Profile: Christoph Waltz
- Katherine McLaughlin
- 15 December 2014
Two-time Oscar winner on his latest film, working with Tim Burton, choosing roles, and the role of critcs
Katherine McLaughlin catches up with two-time Academy Award winner Christoph Waltz, ahead of his turn as art plagiarist Walter Keane in Tim Burton’s Big Eyes
Background: Born in Vienna, Christoph Waltz had been acting for many years before he got his first big Hollywood break in Quentin Tarantino’s Inglourious Basterds as the evil Col. Hans Landa, for which he was awarded the Oscar for best supporting actor. Since then he has worked with Terry Gilliam on Zero Theorem, Roman Polanski on Carnage and reunited with Tarantino for Django Unchained, which bagged him his second Academy Award.
What's next? Waltz takes on the role of art plagiarist Walter Keane alongside Amy Adams in Tim Burton’s Big Eyes, which tells the stranger than fiction tale in which Walter took credit for his wife Margaret’s paintings and fooled the art world for many years.
On working with Tim Burton: ‘It's his very personal view that makes him so interesting to work with. He has a very specific perspective on life on Earth. Which is wonderful to tap in to. Some of my favourite movies are made by him. I like Big Fish.’
On his preparation for the role of Walter Keane: ‘[Keane] did write an autobiography which is not really useful as it's hugely exaggerated to make a very decisive point about taking revenge and clearing his name. It's delusional rambling. The script provides enough interesting leads to follow and look into.’
On his criteria for choosing a role: ‘It's like a very detailed concoction, you brew that up and all the ingredients have to be right for me to swallow. Of course it's the story most importantly and then the character but equally important would be the filmmaker, the other actors, the greater context, how it fits into my life, how it fits into what I perceive is important to tell.’

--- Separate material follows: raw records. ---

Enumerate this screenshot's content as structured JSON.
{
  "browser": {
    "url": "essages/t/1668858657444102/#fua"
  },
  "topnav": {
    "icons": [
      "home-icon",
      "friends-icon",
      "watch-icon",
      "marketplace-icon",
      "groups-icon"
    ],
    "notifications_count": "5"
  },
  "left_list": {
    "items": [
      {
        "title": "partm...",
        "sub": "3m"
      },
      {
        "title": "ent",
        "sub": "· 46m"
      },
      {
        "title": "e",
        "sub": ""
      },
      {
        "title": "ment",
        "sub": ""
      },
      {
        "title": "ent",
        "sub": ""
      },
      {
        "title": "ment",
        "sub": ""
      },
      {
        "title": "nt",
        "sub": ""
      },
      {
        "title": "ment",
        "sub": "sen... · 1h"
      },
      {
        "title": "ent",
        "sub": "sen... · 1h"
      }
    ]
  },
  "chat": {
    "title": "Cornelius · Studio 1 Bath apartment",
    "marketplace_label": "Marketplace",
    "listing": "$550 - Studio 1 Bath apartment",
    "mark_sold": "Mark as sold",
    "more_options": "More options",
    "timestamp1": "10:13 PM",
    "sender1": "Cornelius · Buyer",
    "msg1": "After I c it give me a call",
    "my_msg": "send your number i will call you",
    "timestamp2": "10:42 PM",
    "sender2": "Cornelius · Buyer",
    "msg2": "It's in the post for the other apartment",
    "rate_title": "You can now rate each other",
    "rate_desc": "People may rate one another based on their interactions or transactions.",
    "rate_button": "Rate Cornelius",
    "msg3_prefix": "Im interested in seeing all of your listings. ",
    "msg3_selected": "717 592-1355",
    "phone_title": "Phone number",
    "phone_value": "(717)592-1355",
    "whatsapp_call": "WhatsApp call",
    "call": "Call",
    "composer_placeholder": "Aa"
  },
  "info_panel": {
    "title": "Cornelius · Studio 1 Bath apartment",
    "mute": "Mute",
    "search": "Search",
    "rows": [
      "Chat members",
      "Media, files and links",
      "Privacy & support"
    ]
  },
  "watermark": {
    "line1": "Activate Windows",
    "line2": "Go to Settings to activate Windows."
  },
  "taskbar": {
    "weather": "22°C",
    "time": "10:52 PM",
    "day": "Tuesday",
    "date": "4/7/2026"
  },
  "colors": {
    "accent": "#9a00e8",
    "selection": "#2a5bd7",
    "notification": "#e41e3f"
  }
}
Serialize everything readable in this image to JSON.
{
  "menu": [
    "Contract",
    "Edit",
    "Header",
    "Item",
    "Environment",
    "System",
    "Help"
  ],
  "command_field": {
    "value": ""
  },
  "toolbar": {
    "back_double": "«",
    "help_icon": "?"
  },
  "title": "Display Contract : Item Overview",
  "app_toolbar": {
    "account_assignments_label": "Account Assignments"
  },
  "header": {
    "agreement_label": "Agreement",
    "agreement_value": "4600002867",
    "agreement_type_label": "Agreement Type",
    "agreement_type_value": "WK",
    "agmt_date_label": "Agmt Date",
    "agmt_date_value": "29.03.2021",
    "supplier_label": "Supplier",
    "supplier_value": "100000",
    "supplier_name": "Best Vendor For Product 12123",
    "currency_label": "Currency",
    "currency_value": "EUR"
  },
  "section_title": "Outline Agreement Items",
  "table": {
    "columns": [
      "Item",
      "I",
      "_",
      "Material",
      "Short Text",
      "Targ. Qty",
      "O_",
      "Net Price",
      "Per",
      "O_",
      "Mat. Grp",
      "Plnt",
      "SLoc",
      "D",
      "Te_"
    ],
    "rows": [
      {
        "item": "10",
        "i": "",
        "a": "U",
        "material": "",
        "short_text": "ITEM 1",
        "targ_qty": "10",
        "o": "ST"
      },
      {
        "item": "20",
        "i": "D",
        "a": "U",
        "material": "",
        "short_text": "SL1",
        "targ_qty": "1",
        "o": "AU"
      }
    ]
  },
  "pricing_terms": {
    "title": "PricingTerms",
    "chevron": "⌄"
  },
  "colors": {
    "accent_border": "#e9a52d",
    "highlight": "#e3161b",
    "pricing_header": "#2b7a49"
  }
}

On critics: ‘I concur with the art critic in the movie who explains why critics are important, yet they might be important for other reasons they believe they are. To offer different perspectives and put the art that is being criticised in different context. Not really to pass judgement, because thank you very much I'll either do it myself or in my case make a great effort not to do it myself. Passing judgement will finish the thing, it will finish the discourse, and the beauty of art is that it's not finished, it continues through being perceived and since the means of perception change all the time there's a dynamic to be experienced.’
On how he felt when he won his first Oscar: ‘Have you ever experienced something that came out like a lightning flash of blue skies? It doesn't always have to be a positive experience. An accident happens like that. When it happens your cognitive apparatus is not tuned into that, so the figure of speech "I can't believe it" is literally true. When it happens you can't believe it. I'm not quick enough to switch the whole system off, so it all sinks in afterwards. So I can't really tell you about the actual experience other than the blank.’
Big Eyes is on general release from Fri 26 December.